Thursday, March 6, 2014


Tomorrow we begin an ongoing series about the Baseball Reliquary's remarkable symbiosis with Japanese-American artist Ben Sakoguchi (Tuesday, March 4th marked the opening of their "Purpose Pitch" exhibition, which features 54 of Sakoguchi's colorfully provocative works), but today we pause to  say farewell to a man who had as much impact on baseball as Babe Ruth.

Tommy John and Dr. Frank Jobe, at the edges of baseball innovation.
Who is that man? It's Dr. Frank Jobe, who invented ulnar collateral ligament surgery in 1974 (the fortieth anniversary of this landmark in baseball history will occur on September 25th), which, as even casual fans know, is referred to as "Tommy John surgery" in honor of the first pitcher to undergo the procedure.
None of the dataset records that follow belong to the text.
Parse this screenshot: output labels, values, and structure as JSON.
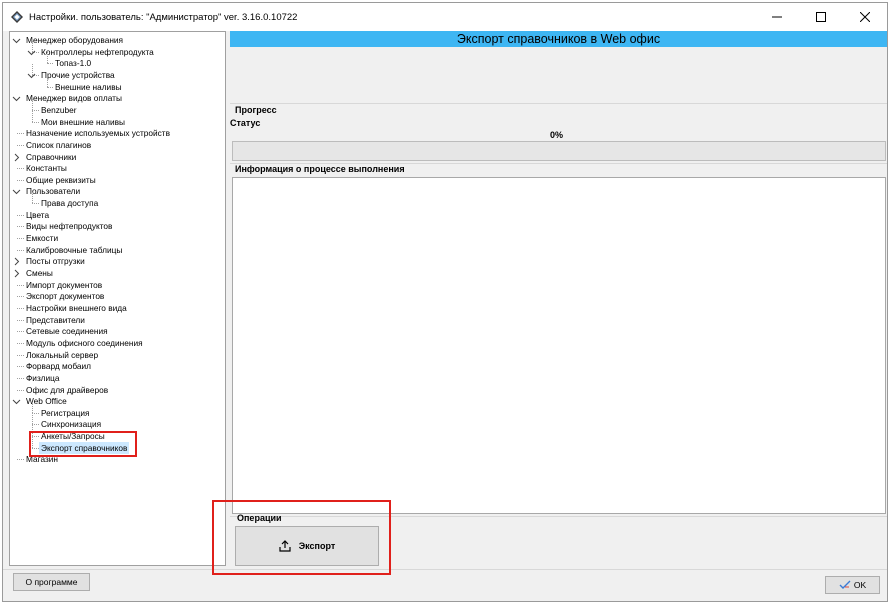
{
  "window": {
    "title": "Настройки. пользователь: \"Администратор\" ver. 3.16.0.10722",
    "minimize_label": "minimize",
    "maximize_label": "maximize",
    "close_label": "close"
  },
  "tree": {
    "items": [
      {
        "label": "Менеджер оборудования",
        "level": 0,
        "expander": "expanded"
      },
      {
        "label": "Контроллеры нефтепродукта",
        "level": 1,
        "expander": "expanded"
      },
      {
        "label": "Топаз-1.0",
        "level": 2,
        "expander": "none"
      },
      {
        "label": "Прочие устройства",
        "level": 1,
        "expander": "expanded"
      },
      {
        "label": "Внешние наливы",
        "level": 2,
        "expander": "none"
      },
      {
        "label": "Менеджер видов оплаты",
        "level": 0,
        "expander": "expanded"
      },
      {
        "label": "Benzuber",
        "level": 1,
        "expander": "none"
      },
      {
        "label": "Мои внешние наливы",
        "level": 1,
        "expander": "none"
      },
      {
        "label": "Назначение используемых устройств",
        "level": 0,
        "expander": "none"
      },
      {
        "label": "Список плагинов",
        "level": 0,
        "expander": "none"
      },
      {
        "label": "Справочники",
        "level": 0,
        "expander": "collapsed"
      },
      {
        "label": "Константы",
        "level": 0,
        "expander": "none"
      },
      {
        "label": "Общие реквизиты",
        "level": 0,
        "expander": "none"
      },
      {
        "label": "Пользователи",
        "level": 0,
        "expander": "expanded"
      },
      {
        "label": "Права доступа",
        "level": 1,
        "expander": "none"
      },
      {
        "label": "Цвета",
        "level": 0,
        "expander": "none"
      },
      {
        "label": "Виды нефтепродуктов",
        "level": 0,
        "expander": "none"
      },
      {
        "label": "Емкости",
        "level": 0,
        "expander": "none"
      },
      {
        "label": "Калибровочные таблицы",
        "level": 0,
        "expander": "none"
      },
      {
        "label": "Посты отгрузки",
        "level": 0,
        "expander": "collapsed"
      },
      {
        "label": "Смены",
        "level": 0,
        "expander": "collapsed"
      },
      {
        "label": "Импорт документов",
        "level": 0,
        "expander": "none"
      },
      {
        "label": "Экспорт документов",
        "level": 0,
        "expander": "none"
      },
      {
        "label": "Настройки внешнего вида",
        "level": 0,
        "expander": "none"
      },
      {
        "label": "Представители",
        "level": 0,
        "expander": "none"
      },
      {
        "label": "Сетевые соединения",
        "level": 0,
        "expander": "none"
      },
      {
        "label": "Модуль офисного соединения",
        "level": 0,
        "expander": "none"
      },
      {
        "label": "Локальный сервер",
        "level": 0,
        "expander": "none"
      },
      {
        "label": "Форвард мобаил",
        "level": 0,
        "expander": "none"
      },
      {
        "label": "Физлица",
        "level": 0,
        "expander": "none"
      },
      {
        "label": "Офис для драйверов",
        "level": 0,
        "expander": "none"
      },
      {
        "label": "Web Office",
        "level": 0,
        "expander": "expanded"
      },
      {
        "label": "Регистрация",
        "level": 1,
        "expander": "none"
      },
      {
        "label": "Синхронизация",
        "level": 1,
        "expander": "none"
      },
      {
        "label": "Анкеты/Запросы",
        "level": 1,
        "expander": "none"
      },
      {
        "label": "Экспорт справочников",
        "level": 1,
        "expander": "none",
        "selected": true
      },
      {
        "label": "Магазин",
        "level": 0,
        "expander": "none"
      }
    ]
  },
  "main": {
    "header": "Экспорт справочников в Web офис",
    "progress_group": "Прогресс",
    "status_label": "Статус",
    "progress_value": 0,
    "progress_text": "0%",
    "info_group": "Информация о процессе выполнения",
    "operations_group": "Операции",
    "export_button": "Экспорт",
    "export_icon": "upload-icon"
  },
  "footer": {
    "about_button": "О программе",
    "ok_button": "OK",
    "ok_icon": "ok-check-icon"
  },
  "colors": {
    "header_bg": "#3eb6f3",
    "selection_bg": "#cce8ff",
    "annotation_red": "#e0201b"
  }
}
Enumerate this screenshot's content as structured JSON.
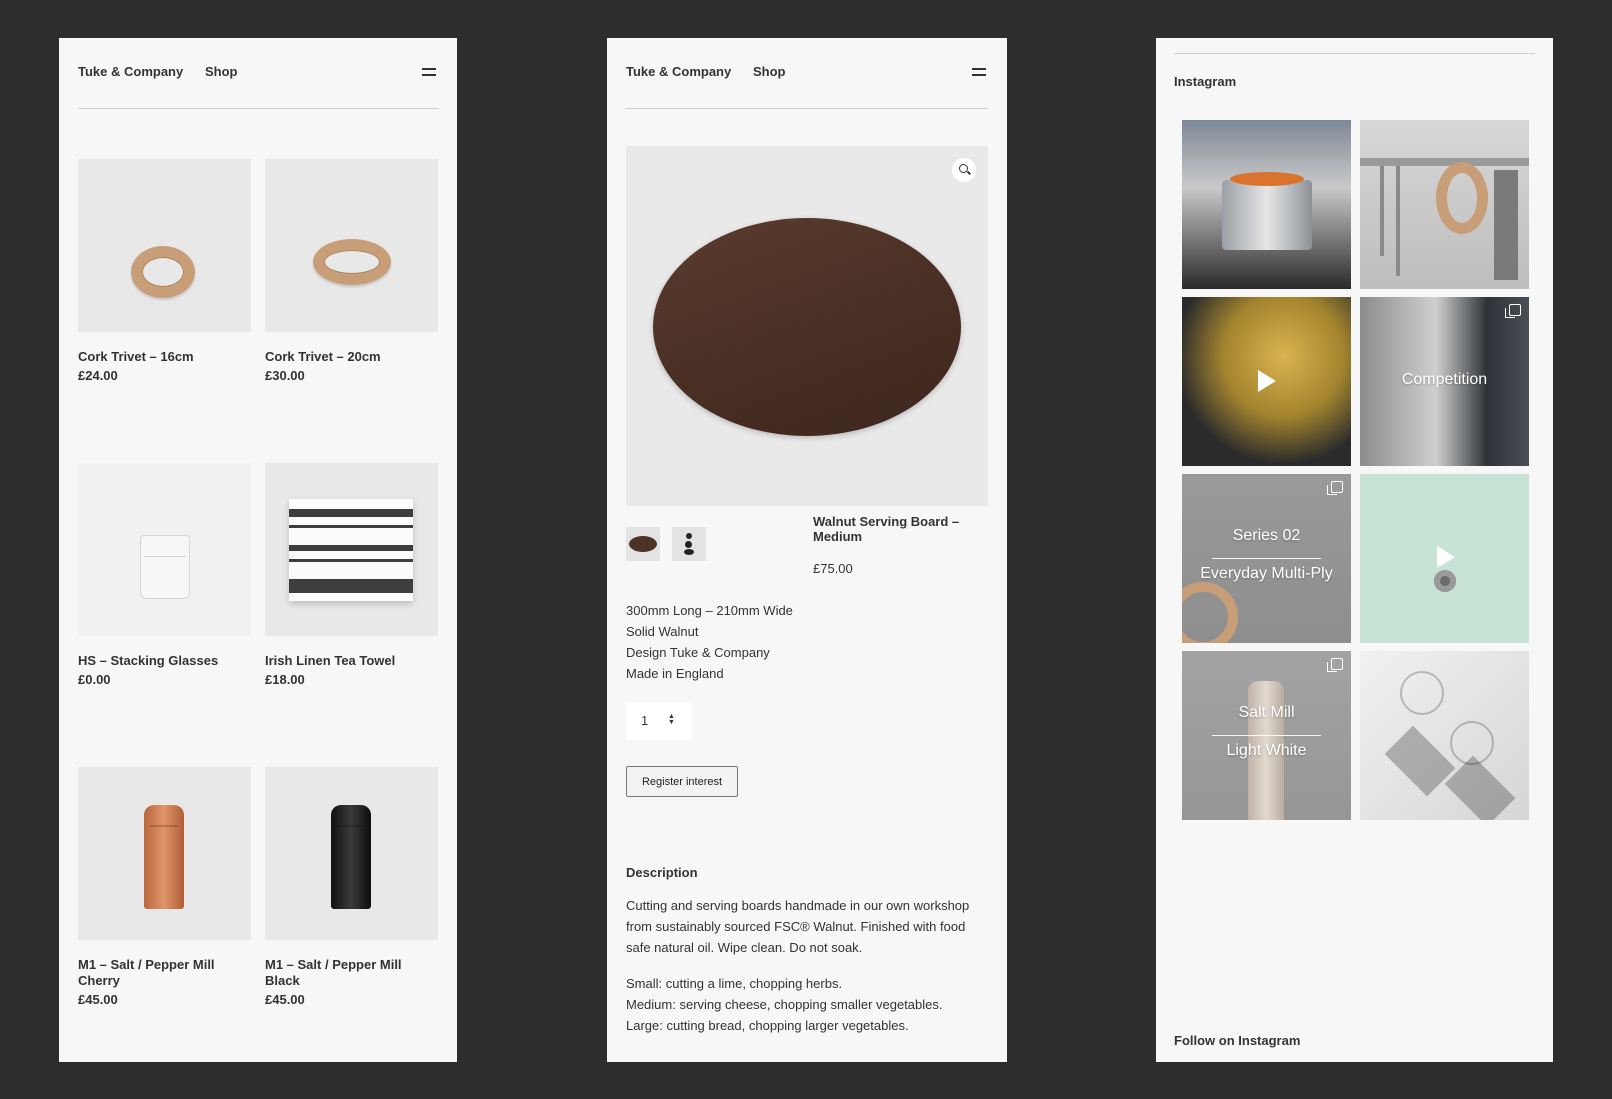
{
  "header": {
    "brand": "Tuke & Company",
    "shop_label": "Shop",
    "menu_icon": "hamburger-icon"
  },
  "shop": {
    "products": [
      {
        "title": "Cork Trivet – 16cm",
        "price": "£24.00"
      },
      {
        "title": "Cork Trivet – 20cm",
        "price": "£30.00"
      },
      {
        "title": "HS – Stacking Glasses",
        "price": "£0.00"
      },
      {
        "title": "Irish Linen Tea Towel",
        "price": "£18.00"
      },
      {
        "title": "M1 – Salt / Pepper Mill",
        "subtitle": "Cherry",
        "price": "£45.00"
      },
      {
        "title": "M1 – Salt / Pepper Mill",
        "subtitle": "Black",
        "price": "£45.00"
      }
    ]
  },
  "product": {
    "title_line1": "Walnut Serving Board –",
    "title_line2": "Medium",
    "price": "£75.00",
    "specs": [
      "300mm Long – 210mm Wide",
      "Solid Walnut",
      "Design Tuke & Company",
      "Made in England"
    ],
    "quantity": "1",
    "register_label": "Register interest",
    "description_heading": "Description",
    "description": "Cutting and serving boards handmade in our own workshop from sustainably sourced FSC® Walnut. Finished with food safe natural oil. Wipe clean. Do not soak.",
    "uses": [
      "Small: cutting a lime, chopping herbs.",
      "Medium: serving cheese, chopping smaller vegetables.",
      "Large: cutting bread, chopping larger vegetables."
    ]
  },
  "instagram": {
    "title": "Instagram",
    "follow_label": "Follow on Instagram",
    "tiles": [
      {
        "caption": ""
      },
      {
        "caption": ""
      },
      {
        "caption": ""
      },
      {
        "caption": "Competition"
      },
      {
        "caption": "Series 02",
        "caption2": "Everyday Multi-Ply"
      },
      {
        "caption": ""
      },
      {
        "caption": "Salt Mill",
        "caption2": "Light White"
      },
      {
        "caption": ""
      }
    ]
  },
  "colors": {
    "page_bg": "#2d2d2d",
    "panel_bg": "#f7f7f7",
    "walnut": "#4a2f24",
    "mint": "#c6e3d6"
  }
}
As has been widely reported, Dr. Jobe gave John just a 1% chance of playing baseball again  after the surgery; John's startling success paved the way for the procedure to become ubiquitous over the next four decades.

Placed on the Reliquary's Shrine of the Eternals Ballot in 2003, Dr. Jobe would be inducted in 2012--giving a gracious, doctorly acceptance speech to a warm, appreciative audience in Pasadena after having been introduced by John, the man who'd made him a household word.

Dr. Jobe, who passed away earlier today at age 88, wanted to prevent the injuries that his surgical procedure proved so adept at fixing. He felt that most pitchers who reached the major leagues were pitching with at least an incipient injury, usually due to poor mechanics and overuse while pitching as teenagers. While these ideas have yet to fully take hold in the secondary schools and American Legion leagues across America, Jobe's efforts and insights have inspired ongoing programs and research, providing hope that, over time, a series of preventive measures can take hold to reduce the rate of injury.

While Ben Sakoguchi has been reluctant to take commissions, we wonder if he might consider making an exception for Dr. Jobe, who remains a man for all seasons.